Real Music Club at The Errigle, Belfast
3rd November 2016

Sara Watkins is no stranger to these shores and has played on a number of occasions for The Real Music Club. Last January she played for a captive audience with Aoife O’Donavan and Sarah Jarosz in the “I’m with her” collective and there were a few in the audience who had seen her on those occasions.

To my mind, Thursday evening’s performance was the best yet.

The night began with the music of Bap Kennedy being played through the PA system and resident Real Music Club compere John McCart paying tribute to the much-loved figure. Bap was revered by world renowned artists such as Steve Earle, Mark Knopfler, Van Morrison, and the everyday man who bought tickets for his shows and purchased albums with Ten Past Seven, Energy Orchard, and under his own name. He has made so many musical memories, and his songs will play on as a lasting legacy.

The opening act tonight was Junior Johnston who confessed to being very nervous and at times it showed. However, he played and sang a very fine set including a number of softer numbers; the pick of which were ‘Mayfly Blues’ and ‘The Last Bee Keeper’. Throw in a great cover of the Proclaimers’ ‘Sunshine On Leith’, and a quick stand up routine on the perils of gambling, and the slightly less than capacity audience really warmed to him.

And so to Sara.

The 35-year-old Californian, Sara Watkins, has been playing from the age of 8. Singer-Songwriter, multi-instrumentalist, a founding member of bluegrass stalwarts Nickel Creek, she has played with Jackson Browne, The Decembrists, and the aforementioned “I’m With Her”.

Tonight, ostensibly here to promote her new album, we were served a smorgasbord of her talents. Beginning with a single plucked violin Her strong melodic voice hit the ground running on ‘Too Much’.

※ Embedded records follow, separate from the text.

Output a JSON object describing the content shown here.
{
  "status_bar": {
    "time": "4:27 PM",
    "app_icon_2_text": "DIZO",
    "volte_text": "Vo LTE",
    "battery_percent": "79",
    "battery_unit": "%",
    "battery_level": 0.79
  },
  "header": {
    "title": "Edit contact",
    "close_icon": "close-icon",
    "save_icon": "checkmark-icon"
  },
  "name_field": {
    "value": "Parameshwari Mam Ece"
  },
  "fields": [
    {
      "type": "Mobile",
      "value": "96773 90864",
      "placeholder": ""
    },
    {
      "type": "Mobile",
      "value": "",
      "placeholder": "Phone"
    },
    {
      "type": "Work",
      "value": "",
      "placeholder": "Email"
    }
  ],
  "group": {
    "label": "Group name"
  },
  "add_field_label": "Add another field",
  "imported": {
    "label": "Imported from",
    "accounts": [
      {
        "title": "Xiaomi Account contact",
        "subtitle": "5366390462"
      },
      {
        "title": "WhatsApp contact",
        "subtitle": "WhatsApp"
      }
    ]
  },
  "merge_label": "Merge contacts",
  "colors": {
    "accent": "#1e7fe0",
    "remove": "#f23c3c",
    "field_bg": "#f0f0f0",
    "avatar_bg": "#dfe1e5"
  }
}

Obviously playing by herself, the recorded arrangements of her songs had to be tailored to a solo setting. Yet the songs lost little in this transformation. Indeed some, such as the lovely ‘Take Up Your Spade’ were enhanced by the pared back accompaniment.

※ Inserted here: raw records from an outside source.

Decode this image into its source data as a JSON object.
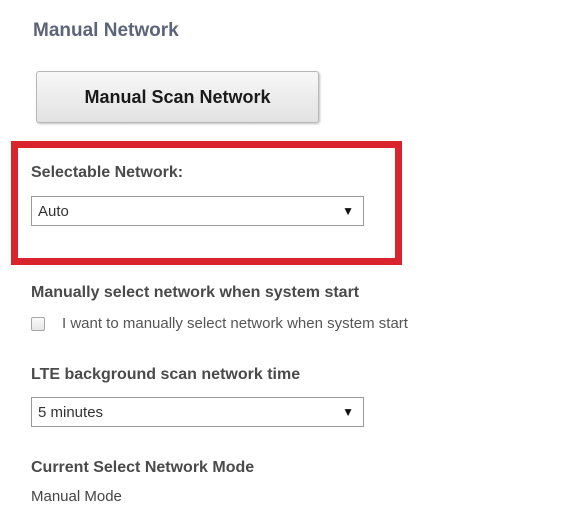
{
  "section": {
    "title": "Manual Network"
  },
  "scan_button": {
    "label": "Manual Scan Network"
  },
  "selectable_network": {
    "label": "Selectable Network:",
    "selected": "Auto",
    "arrow": "▼"
  },
  "manual_select": {
    "label": "Manually select network when system start",
    "checkbox_label": "I want to manually select network when system start",
    "checked": false
  },
  "lte_scan_time": {
    "label": "LTE background scan network time",
    "selected": "5 minutes",
    "arrow": "▼"
  },
  "current_mode": {
    "label": "Current Select Network Mode",
    "value": "Manual Mode"
  },
  "colors": {
    "highlight": "#d9232d",
    "title": "#5b6478"
  },
  "icons": {
    "dropdown": "triangle-down",
    "checkbox": "checkbox-unchecked"
  }
}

The vulnerability and delicacy inherent in her voice shone through as she implored us to:

Give thanks for all that you’ve been given. Give thanks for who you can become. Give thanks for each moment and every crumb. Take up your spade and break ground.

Any lack of Electric guitar on the solo version of the album’s ‘Move Me’ was more than compensated by her rich honeyed voice. A fantastic player on violin and ukulele, her guitar skills too were well displayed throughout the night as she swiftly interchanged instruments with little fuss between songs.

An easy going and friendly stage presence, she had the attentive crowd totally on her side from note one.

The lovely ‘Like New Year’s Day’ was introduced as an homage to the south Californian desert which played an important part in her early life. Her ease on stage was very much in evidence, as she effortlessly varied the sound from soft country shuffle to folk and bluegrass to rock singalong. Evidenced on the charming John Hartford cover ‘Long Hot Summer Day’ and old Nickel Creek favourite, ‘Anthony’.

She was informed by audience members that various compatriots of hers that she had named-dropped or songs whom she had covered had also played Belfast – Anais Mitchell, Steve Earle, Patti Griffin. One wit at the bar suggested Buddy Holly had also played here. Buddy Holly in The Errigle? She played his ‘Early In The Mornin”.

It was an evening full of highlights. The title track of the new release ‘Young In All The Wrong Ways’ with beautifully played reverb guitar, ‘The Truth Won’t Set Us Free’ and a delicately played acoustic version of ‘You And Me’ among them.

Really this was an evening enjoyed from start to finish by all. An evening great in all the right ways.